PROBLEM DETAILS => All of the data that appears below is to be given again precisely as written.

INPUT Start Marker

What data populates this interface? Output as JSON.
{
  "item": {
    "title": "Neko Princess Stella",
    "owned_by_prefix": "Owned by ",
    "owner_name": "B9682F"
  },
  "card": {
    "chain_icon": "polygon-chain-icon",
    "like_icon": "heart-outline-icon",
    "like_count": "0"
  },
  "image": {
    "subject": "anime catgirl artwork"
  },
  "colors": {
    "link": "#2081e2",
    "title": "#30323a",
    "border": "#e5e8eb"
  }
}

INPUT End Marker

THE ANSWER =>
What data populates this interface? Output as JSON.
{
  "item": {
    "title": "Neko Princess Stella",
    "owned_by_prefix": "Owned by ",
    "owner_name": "B9682F"
  },
  "card": {
    "chain_icon": "polygon-chain-icon",
    "like_icon": "heart-outline-icon",
    "like_count": "0"
  },
  "image": {
    "subject": "anime catgirl artwork"
  },
  "colors": {
    "link": "#2081e2",
    "title": "#30323a",
    "border": "#e5e8eb"
  }
}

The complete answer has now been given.